This study used the linked Surveillance, Epidemiology, and End Results (SEER)-Medicare Database. The interpretation and reporting of these data are the sole responsibility of the authors. The authors acknowledge the efforts of the Applied Research Program, National Cancer Institute; the Office of Research, Development and Information, Centers for Medicare and Medicaid Services; Information Management Services (IMS), Inc and SEER Program tumour registries in the creation of the SEER-Medicare Database. The authors would also like to thank Joey Kong, PhD, for his thoughtful comments.
Contributors Study concept and design: MSK, KS and JPW. Acquisition, analysis or interpretation of data: MSK, GM, KS and JPW. Drafting of the manuscript: MSK. Critical revision of the manuscript for important intellectual content: GM, KS and JPW.
Competing interests JPW is a member of the research board of EHE International, has received consulting honorarium from Quintiles, AstraZeneca and Merck and a research grant from Aventis Pharmaceutical and Quorum. KS has received honorarium from Gilead.
Ethics approval Icahn School of Medicine Institutional review board.
Provenance and peer review Not commissioned; externally peer reviewed.

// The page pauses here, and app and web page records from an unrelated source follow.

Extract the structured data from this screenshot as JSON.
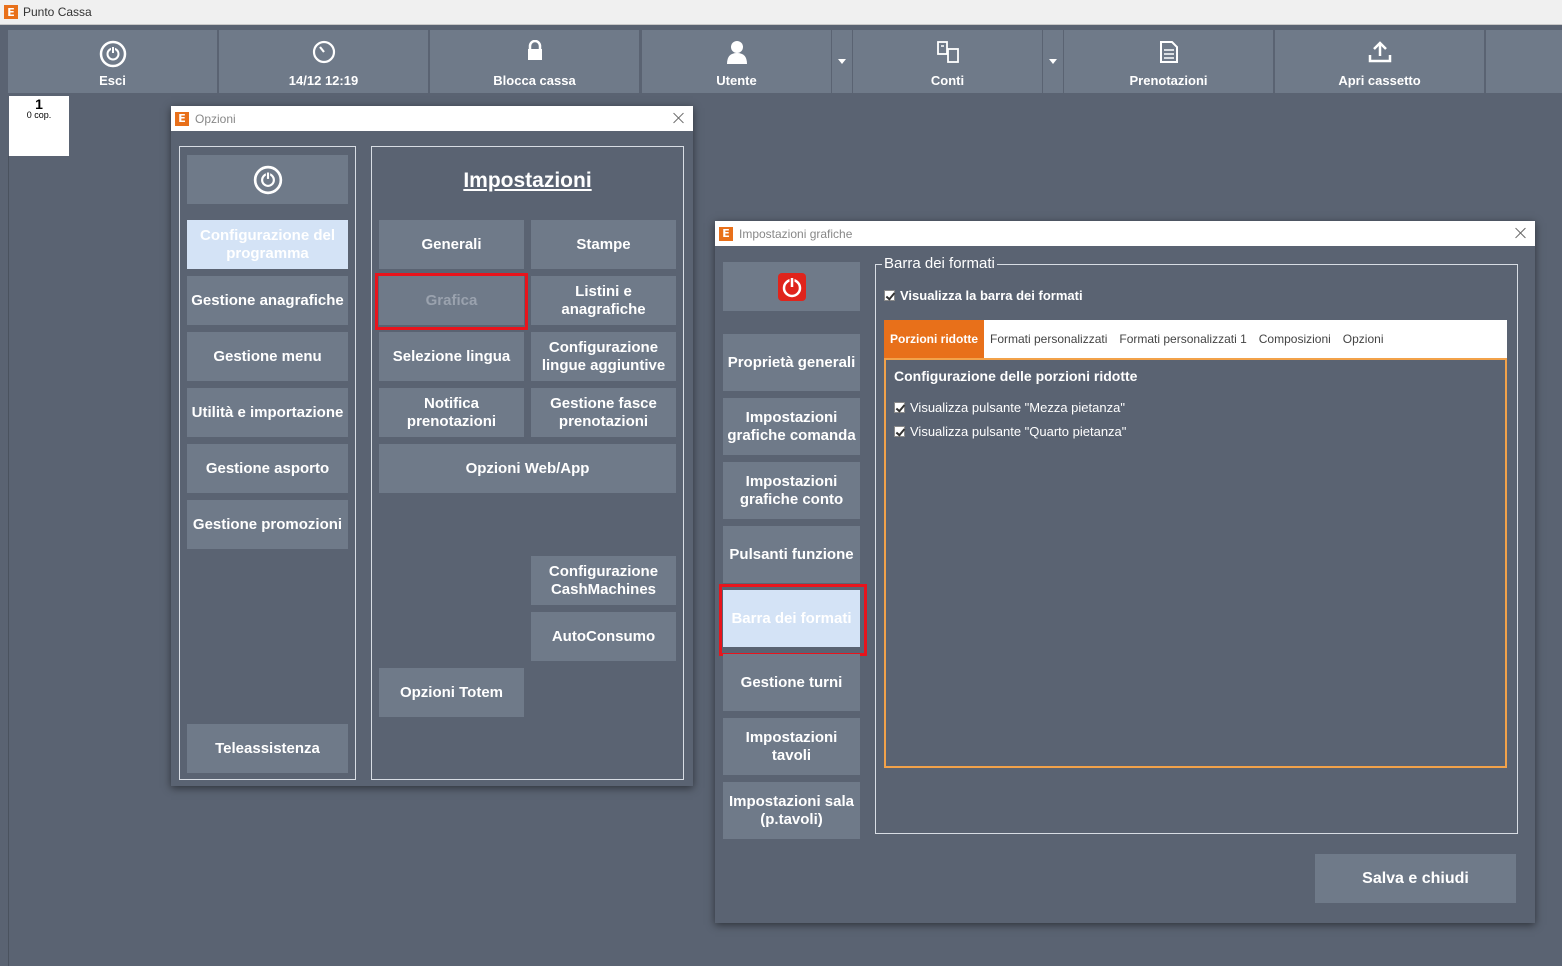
{
  "app": {
    "title": "Punto Cassa",
    "logo_letter": "E"
  },
  "toolbar": {
    "exit": "Esci",
    "datetime": "14/12 12:19",
    "lock": "Blocca cassa",
    "user": "Utente",
    "accounts": "Conti",
    "bookings": "Prenotazioni",
    "drawer": "Apri cassetto"
  },
  "table_tile": {
    "number": "1",
    "covers": "0 cop."
  },
  "options_window": {
    "title": "Opzioni",
    "left_buttons": {
      "program_config": "Configurazione del programma",
      "registry": "Gestione anagrafiche",
      "menu": "Gestione menu",
      "utilities": "Utilità e importazione",
      "takeaway": "Gestione asporto",
      "promotions": "Gestione promozioni",
      "remote_support": "Teleassistenza"
    },
    "settings_heading": "Impostazioni",
    "settings_buttons": {
      "general": "Generali",
      "prints": "Stampe",
      "graphics": "Grafica",
      "price_lists": "Listini e anagrafiche",
      "language": "Selezione lingua",
      "extra_languages": "Configurazione lingue aggiuntive",
      "booking_notify": "Notifica prenotazioni",
      "booking_slots": "Gestione fasce prenotazioni",
      "web_app": "Opzioni Web/App",
      "cashmachines": "Configurazione CashMachines",
      "self_consumption": "AutoConsumo",
      "totem": "Opzioni Totem"
    }
  },
  "graphics_window": {
    "title": "Impostazioni grafiche",
    "side_buttons": {
      "general_props": "Proprietà generali",
      "order_graphics": "Impostazioni grafiche comanda",
      "bill_graphics": "Impostazioni grafiche conto",
      "function_buttons": "Pulsanti funzione",
      "format_bar": "Barra dei formati",
      "shifts": "Gestione turni",
      "tables": "Impostazioni tavoli",
      "room": "Impostazioni sala (p.tavoli)"
    },
    "group_title": "Barra dei formati",
    "show_bar_checkbox": "Visualizza la barra dei formati",
    "tabs": [
      "Porzioni ridotte",
      "Formati personalizzati",
      "Formati personalizzati 1",
      "Composizioni",
      "Opzioni"
    ],
    "section_title": "Configurazione delle porzioni ridotte",
    "half_portion": "Visualizza pulsante \"Mezza pietanza\"",
    "quarter_portion": "Visualizza pulsante \"Quarto pietanza\"",
    "save_close": "Salva e chiudi"
  },
  "colors": {
    "accent": "#e8701a",
    "highlight": "#e8141c",
    "button": "#6f7a89",
    "background": "#5a6372"
  }
}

Data sharing statement MSK had full access to all the data in the study and takes responsibility for the integrity of the data and the accuracy of the data analysis.